From The Adventure Gamer
by Will Moczarski
Med Systems Marathon Overview – Catch up here!:
If 1980 was the year of programming for Med Systems with a total of 14 releases advertised in various magazines, 1981 certainly was the year of advertising. Many Med Systems games, among them Deathmaze 5000 and Labyrinth, got more attention with belated reviews – in fact, Rat‘s Revenge which was released in September 1980 was only reviewed by the 80 Microcomputing Magazine in November 1981. This was all part of a larger focus on the TRS-80 as a gaming platform: Scott Adams’s Adventure International games had taken hold on the Tandy, and “micro games” certainly were a new trend.
While Med Systems released only five games (four of them adventure games) in 1981, they got a lot more media attention than before. The August 1981 issue of the 80 Microcomputing Magazine is especially noteworthy, as it contains a feature about micro games which quotes William Denman as well as an interview-based article about Frank Corr. Furthermore, the company name pops up in a few more general articles, and their 3-D adventures had apparently become a brand of their own. In the October 1981 issue of the same magazine, Med Systems was able to afford three full-page ads back to back which is quite an investment. The prices are probably not comparable with, say, late 1990’s game magazines, but still this makes Med Systems one of their major customers.
I’ll go into more detail about all of this once we reach the 1981 summary of this marathon but today I’d like to talk about Asylum. Now this is not only the most famous Med Systems game by far but also one with a very confusing backstory. When I started this marathon I thought that this was the game that had piqued my interest as I used to play an adventure game called Asylum on the Commodore 64. However, that was its sequel Asylum II (1982) which was renamed as Asylum for all subsequent 1983 (Atari) and 1986 (Commodore, DOS) releases. The 1981 Asylum is entirely new to me, and I’m looking forward to playing it quite a bit.
Asylum is another maze game but with more adventure elements than the previous ones. It is also the third part of the so-called “Continuum Series” but that brand name apparently only came up in late 1981. In Mike Nadeau’s aforementioned article about Frank Corr (titled “Frank Corr – Making the Ultimate Maze”), Corr suggests that in Asylum everything was “twice as good as Deathmaze”. He attributes that to a new routine they used to store graphics as data. Asylum is also supposed to be a lot easier than Deathmaze which suggests that there are possibly not so many arbitrary puzzles in it. I’d like that! The game was co-written by Corr and Denman and released in February 1981. Its vast success apparently led to a sequel, programmed by Denman only. This is also the last we’ll hear of Frank Corr although it seems that he had great plans for his next game which was supposed to be set inside a space station or a similar setting and use octagonal rooms.
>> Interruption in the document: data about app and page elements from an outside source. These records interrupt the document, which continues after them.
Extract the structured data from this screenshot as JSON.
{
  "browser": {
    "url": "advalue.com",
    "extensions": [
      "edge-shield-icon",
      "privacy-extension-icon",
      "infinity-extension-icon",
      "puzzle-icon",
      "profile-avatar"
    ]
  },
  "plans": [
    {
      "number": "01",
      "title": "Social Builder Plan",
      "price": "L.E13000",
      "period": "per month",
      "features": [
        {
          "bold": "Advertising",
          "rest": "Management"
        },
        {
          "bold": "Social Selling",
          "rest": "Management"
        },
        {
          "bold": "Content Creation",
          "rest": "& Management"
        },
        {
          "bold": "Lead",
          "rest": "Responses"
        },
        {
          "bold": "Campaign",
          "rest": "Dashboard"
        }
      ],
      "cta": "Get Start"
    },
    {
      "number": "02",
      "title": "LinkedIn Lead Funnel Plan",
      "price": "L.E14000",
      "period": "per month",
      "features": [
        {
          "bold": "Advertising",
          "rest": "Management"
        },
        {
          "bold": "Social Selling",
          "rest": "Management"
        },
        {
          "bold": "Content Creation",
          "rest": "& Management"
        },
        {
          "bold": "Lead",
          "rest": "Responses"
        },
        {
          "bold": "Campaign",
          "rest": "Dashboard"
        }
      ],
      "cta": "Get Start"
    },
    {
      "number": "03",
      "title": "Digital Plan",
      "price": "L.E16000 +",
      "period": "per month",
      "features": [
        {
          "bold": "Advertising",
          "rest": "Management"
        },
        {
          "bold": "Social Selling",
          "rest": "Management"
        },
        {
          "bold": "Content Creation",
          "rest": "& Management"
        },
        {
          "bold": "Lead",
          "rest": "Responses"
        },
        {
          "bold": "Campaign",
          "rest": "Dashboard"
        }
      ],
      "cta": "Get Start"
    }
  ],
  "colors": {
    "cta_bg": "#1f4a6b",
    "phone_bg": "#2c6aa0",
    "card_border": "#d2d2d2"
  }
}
|You didn’t warn…wait, you did.|
According to the manual, movement is the same as in the other 3-D maze games. It also has some unusual verbs, like “tiptoe” and “charge”. To avoid guess-the-verb fights with the parser, it thankfully contains a vocabulary list. It’s also possible to form more complex sentences using prepositions or constructions around “all”, “everything” and “except”. One of the sample sentences from the manual is “give the cigarette to the guard” which sounds promising compared to the games I have been playing for the blog so far. Let’s see if all of this is really needed, though.
The plot is rather simple. You are an inmate in an asylum but the guards and doctors are still out to get you in even more sinister ways. Thus, your goal is to escape from the Asylum before the day shift returns. Asylum is also apparently an acronym for Adventure game Syndrome Leading to Ultimate Madness.
I’m not sure what to think about the information that Asylum is played in real time. Generally, I don’t really like real-time adventures, especially if they impose a time limit like this one. The game starts at 9:30 p.m. and a minute on the in-game clock is apparently equivalent to 40 seconds of real time. The game ends at 5:30 a.m. if you didn’t manage to escape until then.
Like in the other 3-D maze games I’ve played so far, only the maze itself is depicted, along with some simpler graphical elements such as doors or pits. The items are hidden away in boxes once more. However, some characters are drawn on the screen so you can distinguish between guards and inmates. I’m looking forward to see how that works!
There are also invisible characters, and according to the manual there’s a distinction between necessary graphical characters and potentially unhelpful invisible characters. I’ll try to keep that in mind.
The next section of the manual is the “Hints” section, so I’ll just skip that for now. Next up: the first hour of gameplay. For now, make your guesses and don’t say I didn’t warn you!